Personally, I wish I was in America instead of checkpoints where Israeli soldiers are shooting kids throwing rocks. I am not sure if we are on the verge of another uprising but may our Lord have mercy with the violence all around.

Maria Khoury, Ed.D. 

Friday, November 14, 2014

Samia Khoury: Remembering November Anniversaries

 by Samia Khoury of Jerusalem

I have been reflecting on the many anniversaries during the month of November, aside  from the fact that I turned 80 last November on the day my book “Reflections from Palestine – A Journey of Hope” was launched, and that the birthday of my granddaughter’s best friend Juman, falls on the 2nd of November.  I am sure neither Juman nor her mother had much choice in determining that day to coincide with  the anniversary of the Balfour Declaration in 1917 which the Palestinians consider to be the root cause of  their  dispossession.

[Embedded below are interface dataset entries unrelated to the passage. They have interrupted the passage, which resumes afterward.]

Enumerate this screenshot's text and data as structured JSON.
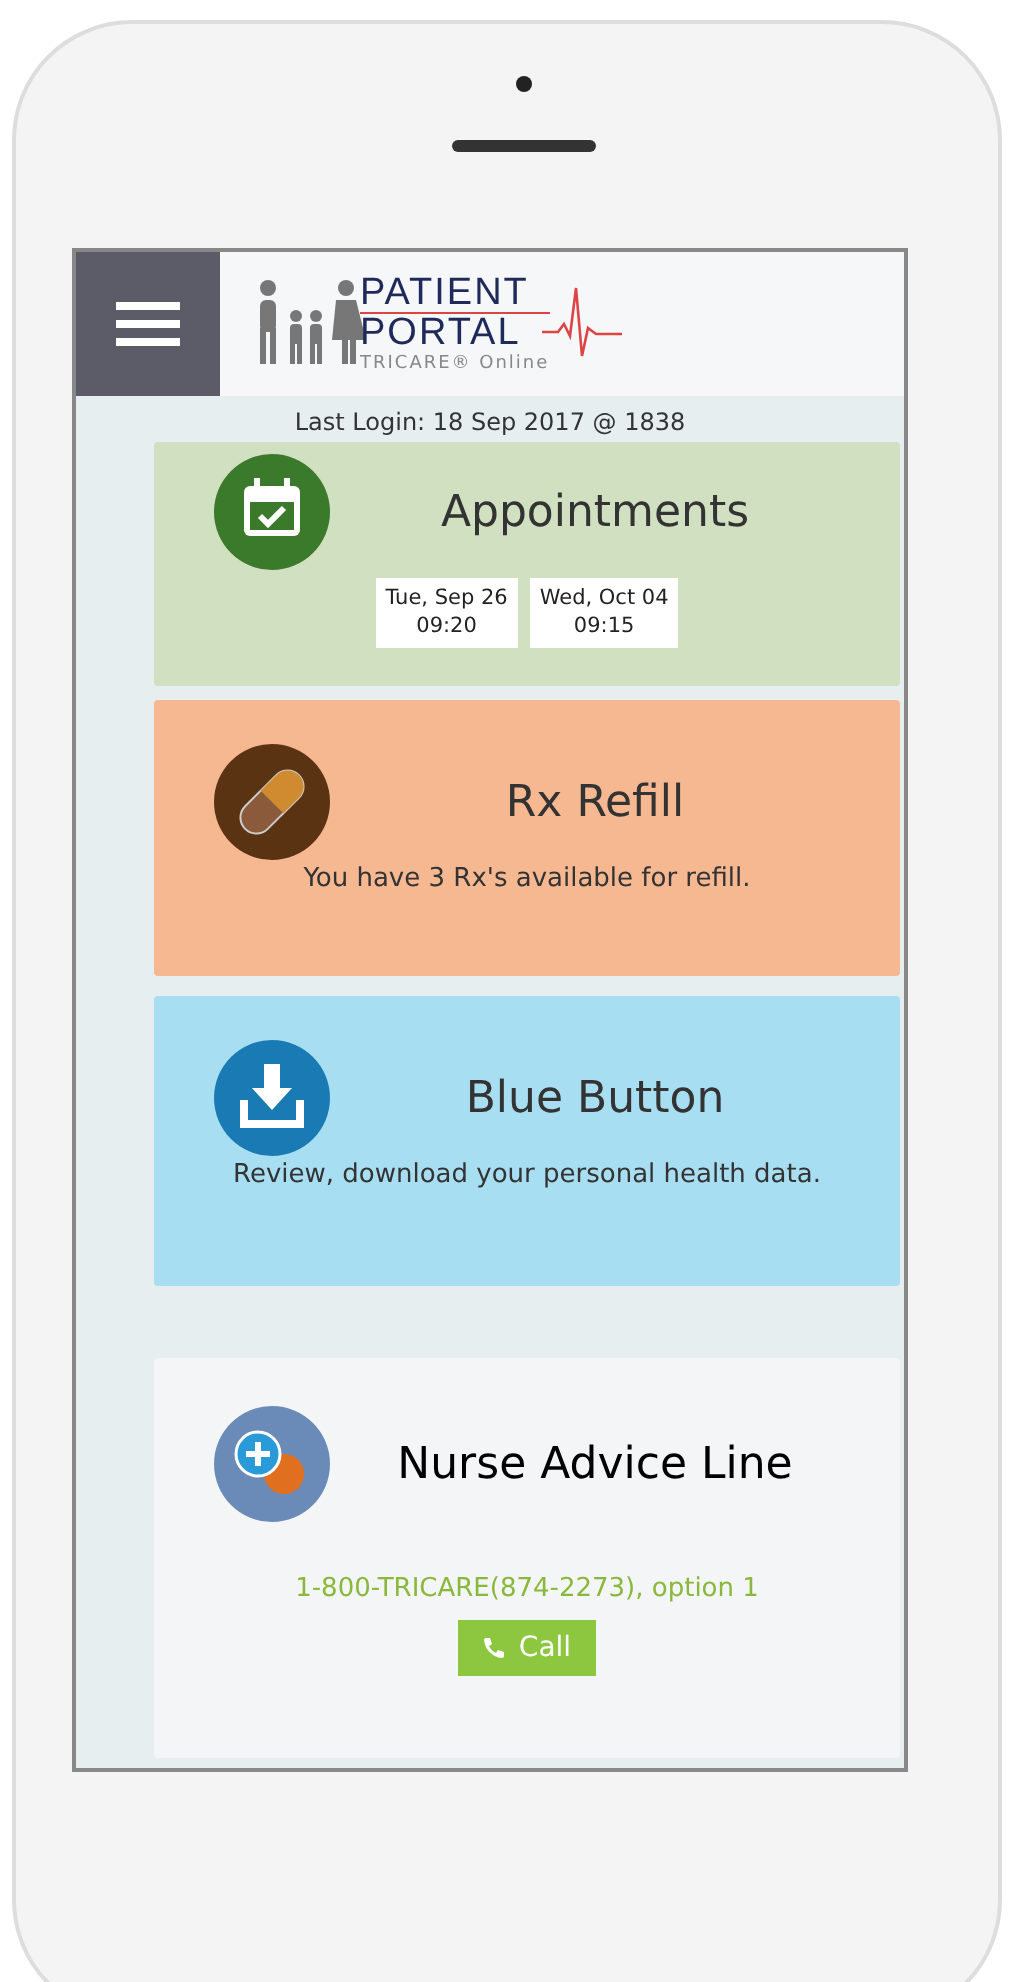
{
  "header": {
    "logo": {
      "line_1": "PATIENT",
      "line_2": "PORTAL",
      "tagline": "TRICARE® Online"
    }
  },
  "last_login": "Last Login:  18 Sep 2017 @ 1838",
  "cards": [
    {
      "kind": "appointments",
      "title": "Appointments",
      "color": "#d0e0c0",
      "dates": [
        {
          "day": "Tue, Sep 26",
          "time": "09:20"
        },
        {
          "day": "Wed, Oct 04",
          "time": "09:15"
        }
      ]
    },
    {
      "kind": "rx",
      "title": "Rx Refill",
      "color": "#f6b891",
      "text": "You have 3 Rx's available for refill."
    },
    {
      "kind": "download",
      "title": "Blue Button",
      "color": "#a8def2",
      "text": "Review, download your personal health data."
    },
    {
      "kind": "nurse",
      "title": "Nurse Advice Line",
      "color": "#f3f5f7",
      "phone": "1-800-TRICARE(874-2273), option 1",
      "button": "Call"
    }
  ]
}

But then November 9 was the twenty fifth anniversary of the collapse of the Berlin Wall.  Whoever thought that wall will ever collapse?  That is why this is a very meaningful day for us, the Palestinians,  as it gives us hope that the infamous Separation Wall  which separates  the Palestinian territories from each other in the name of security, will eventually collapse some day.   However the 19th  anniversary of the assassination of Yitzhak Rabin  on November 4 continues to remind us that the whole peace process was a farce, and led us  nowhere,  while at the same time  it shielded Israeli impunity as it continued to create new realities on the ground. 

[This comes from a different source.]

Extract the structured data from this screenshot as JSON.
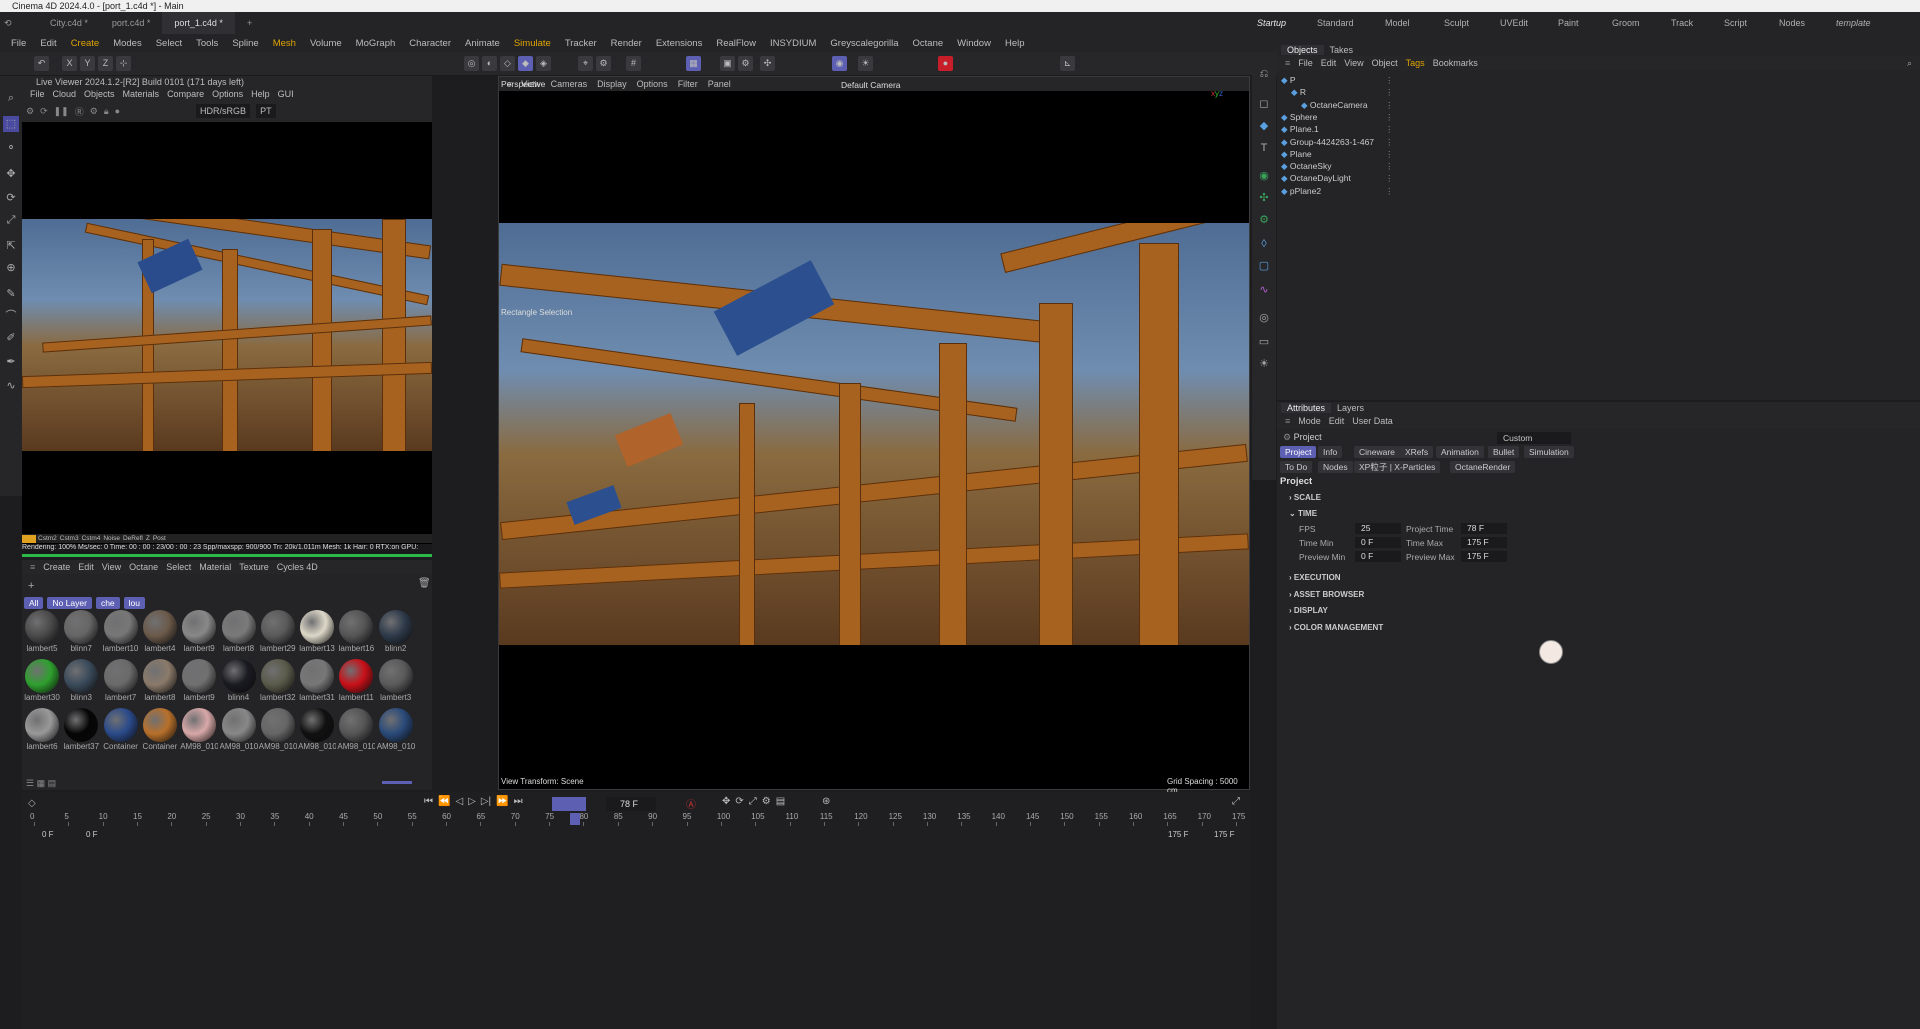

November 11  is Armistice Day,  or Veteran’s day as it is called in the USA, which marked the end of World War I in 1918. Again it makes us wonder at the brutality of wars.  As if the loss of many lives in both World War I and World War II was not enough, the colonial powers continued to  wage so many wars in other peoples’ countries and under a variety of  pretexts.  Will November 11  ever make those powers realize that wars are not about solving problems but about greed, sale of armament, hegemony  and devastation.  Devastation not only of  the land and its natural resources, but devastation of humanity and the mushrooming of new radical movements.  It is very hard under the circumstances, where we watch regions torn apart, to envisage any  hope for an armistice day for our region or peace around the whole world.

Ironically November 11 is also the tenth anniversary of the death of Yasser Arafat.  I remember I was in Hawaii at the time and we stayed up late with my cousin Diana and her husband Jerry to watch the end of an era for the Palestinians.  Of course Israel has claimed him to be “no peace partner” despite all the concessions he made for the sake of peace.  In fact November  15 is  the 26h anniversary of the Declaration of the  Independence of the State of Palestine within the 1967 borders, and it is an official holiday in Occupied Palestine.  I still do not know what we are celebrating, after making such a compromise and  still not being independent on that 22% of our historic Palestine.  But I know the teachers and students are happy to have a long week end off.  I still remember when November 14 was an official holiday during the Jordan times, as it was the birthday of King Hussein.    Salwa,  the  school principal at Rawdat El-Zuhur had the same birthday, so her birthday was always an official holiday.